Content starts

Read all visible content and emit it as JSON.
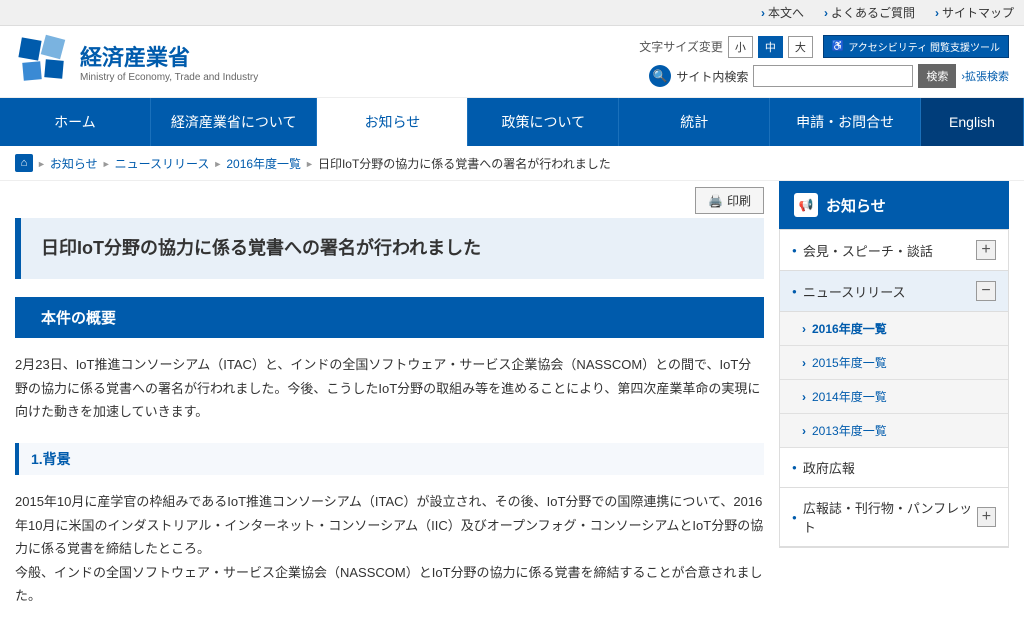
{
  "topBar": {
    "links": [
      {
        "id": "main-text",
        "label": "本文へ"
      },
      {
        "id": "faq",
        "label": "よくあるご質問"
      },
      {
        "id": "sitemap",
        "label": "サイトマップ"
      }
    ]
  },
  "header": {
    "logoTitle": "経済産業省",
    "logoSubtitle": "Ministry of Economy, Trade and Industry",
    "fontSizeLabel": "文字サイズ変更",
    "fontSizes": [
      "小",
      "中",
      "大"
    ],
    "activeFont": "中",
    "accessibilityLabel": "アクセシビリティ 閲覧支援ツール",
    "searchLabel": "サイト内検索",
    "searchPlaceholder": "",
    "searchBtnLabel": "検索",
    "extendedSearchLabel": "拡張検索"
  },
  "nav": {
    "items": [
      {
        "id": "home",
        "label": "ホーム",
        "active": false
      },
      {
        "id": "about",
        "label": "経済産業省について",
        "active": false
      },
      {
        "id": "news",
        "label": "お知らせ",
        "active": true
      },
      {
        "id": "policy",
        "label": "政策について",
        "active": false
      },
      {
        "id": "stats",
        "label": "統計",
        "active": false
      },
      {
        "id": "contact",
        "label": "申請・お問合せ",
        "active": false
      },
      {
        "id": "english",
        "label": "English",
        "active": false
      }
    ]
  },
  "breadcrumb": {
    "items": [
      {
        "id": "home",
        "label": ""
      },
      {
        "id": "oshirase",
        "label": "お知らせ"
      },
      {
        "id": "newsrelease",
        "label": "ニュースリリース"
      },
      {
        "id": "2016list",
        "label": "2016年度一覧"
      },
      {
        "id": "current",
        "label": "日印IoT分野の協力に係る覚書への署名が行われました"
      }
    ]
  },
  "print": {
    "label": "印刷"
  },
  "article": {
    "title": "日印IoT分野の協力に係る覚書への署名が行われました",
    "sectionHeading": "本件の概要",
    "bodyText": "2月23日、IoT推進コンソーシアム（ITAC）と、インドの全国ソフトウェア・サービス企業協会（NASSCOM）との間で、IoT分野の協力に係る覚書への署名が行われました。今後、こうしたIoT分野の取組み等を進めることにより、第四次産業革命の実現に向けた動きを加速していきます。",
    "subHeading": "1.背景",
    "backgroundText": "2015年10月に産学官の枠組みであるIoT推進コンソーシアム（ITAC）が設立され、その後、IoT分野での国際連携について、2016年10月に米国のインダストリアル・インターネット・コンソーシアム（IIC）及びオープンフォグ・コンソーシアムとIoT分野の協力に係る覚書を締結したところ。\n今般、インドの全国ソフトウェア・サービス企業協会（NASSCOM）とIoT分野の協力に係る覚書を締結することが合意されました。"
  },
  "sidebar": {
    "headerLabel": "お知らせ",
    "sections": [
      {
        "id": "meetings",
        "label": "会見・スピーチ・談話",
        "toggle": "+",
        "expanded": false
      },
      {
        "id": "newsrelease",
        "label": "ニュースリリース",
        "toggle": "−",
        "expanded": true,
        "subItems": [
          {
            "id": "2016",
            "label": "2016年度一覧",
            "active": true
          },
          {
            "id": "2015",
            "label": "2015年度一覧",
            "active": false
          },
          {
            "id": "2014",
            "label": "2014年度一覧",
            "active": false
          },
          {
            "id": "2013",
            "label": "2013年度一覧",
            "active": false
          }
        ]
      },
      {
        "id": "govt-pr",
        "label": "政府広報",
        "toggle": null,
        "expanded": false
      },
      {
        "id": "magazines",
        "label": "広報誌・刊行物・パンフレット",
        "toggle": "+",
        "expanded": false
      }
    ]
  }
}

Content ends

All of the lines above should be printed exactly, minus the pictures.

Read all visible content and emit it as JSON.
{
  "topBar": {
    "links": [
      {
        "id": "main-text",
        "label": "本文へ"
      },
      {
        "id": "faq",
        "label": "よくあるご質問"
      },
      {
        "id": "sitemap",
        "label": "サイトマップ"
      }
    ]
  },
  "header": {
    "logoTitle": "経済産業省",
    "logoSubtitle": "Ministry of Economy, Trade and Industry",
    "fontSizeLabel": "文字サイズ変更",
    "fontSizes": [
      "小",
      "中",
      "大"
    ],
    "activeFont": "中",
    "accessibilityLabel": "アクセシビリティ 閲覧支援ツール",
    "searchLabel": "サイト内検索",
    "searchPlaceholder": "",
    "searchBtnLabel": "検索",
    "extendedSearchLabel": "拡張検索"
  },
  "nav": {
    "items": [
      {
        "id": "home",
        "label": "ホーム",
        "active": false
      },
      {
        "id": "about",
        "label": "経済産業省について",
        "active": false
      },
      {
        "id": "news",
        "label": "お知らせ",
        "active": true
      },
      {
        "id": "policy",
        "label": "政策について",
        "active": false
      },
      {
        "id": "stats",
        "label": "統計",
        "active": false
      },
      {
        "id": "contact",
        "label": "申請・お問合せ",
        "active": false
      },
      {
        "id": "english",
        "label": "English",
        "active": false
      }
    ]
  },
  "breadcrumb": {
    "items": [
      {
        "id": "home",
        "label": ""
      },
      {
        "id": "oshirase",
        "label": "お知らせ"
      },
      {
        "id": "newsrelease",
        "label": "ニュースリリース"
      },
      {
        "id": "2016list",
        "label": "2016年度一覧"
      },
      {
        "id": "current",
        "label": "日印IoT分野の協力に係る覚書への署名が行われました"
      }
    ]
  },
  "print": {
    "label": "印刷"
  },
  "article": {
    "title": "日印IoT分野の協力に係る覚書への署名が行われました",
    "sectionHeading": "本件の概要",
    "bodyText": "2月23日、IoT推進コンソーシアム（ITAC）と、インドの全国ソフトウェア・サービス企業協会（NASSCOM）との間で、IoT分野の協力に係る覚書への署名が行われました。今後、こうしたIoT分野の取組み等を進めることにより、第四次産業革命の実現に向けた動きを加速していきます。",
    "subHeading": "1.背景",
    "backgroundText": "2015年10月に産学官の枠組みであるIoT推進コンソーシアム（ITAC）が設立され、その後、IoT分野での国際連携について、2016年10月に米国のインダストリアル・インターネット・コンソーシアム（IIC）及びオープンフォグ・コンソーシアムとIoT分野の協力に係る覚書を締結したところ。\n今般、インドの全国ソフトウェア・サービス企業協会（NASSCOM）とIoT分野の協力に係る覚書を締結することが合意されました。"
  },
  "sidebar": {
    "headerLabel": "お知らせ",
    "sections": [
      {
        "id": "meetings",
        "label": "会見・スピーチ・談話",
        "toggle": "+",
        "expanded": false
      },
      {
        "id": "newsrelease",
        "label": "ニュースリリース",
        "toggle": "−",
        "expanded": true,
        "subItems": [
          {
            "id": "2016",
            "label": "2016年度一覧",
            "active": true
          },
          {
            "id": "2015",
            "label": "2015年度一覧",
            "active": false
          },
          {
            "id": "2014",
            "label": "2014年度一覧",
            "active": false
          },
          {
            "id": "2013",
            "label": "2013年度一覧",
            "active": false
          }
        ]
      },
      {
        "id": "govt-pr",
        "label": "政府広報",
        "toggle": null,
        "expanded": false
      },
      {
        "id": "magazines",
        "label": "広報誌・刊行物・パンフレット",
        "toggle": "+",
        "expanded": false
      }
    ]
  }
}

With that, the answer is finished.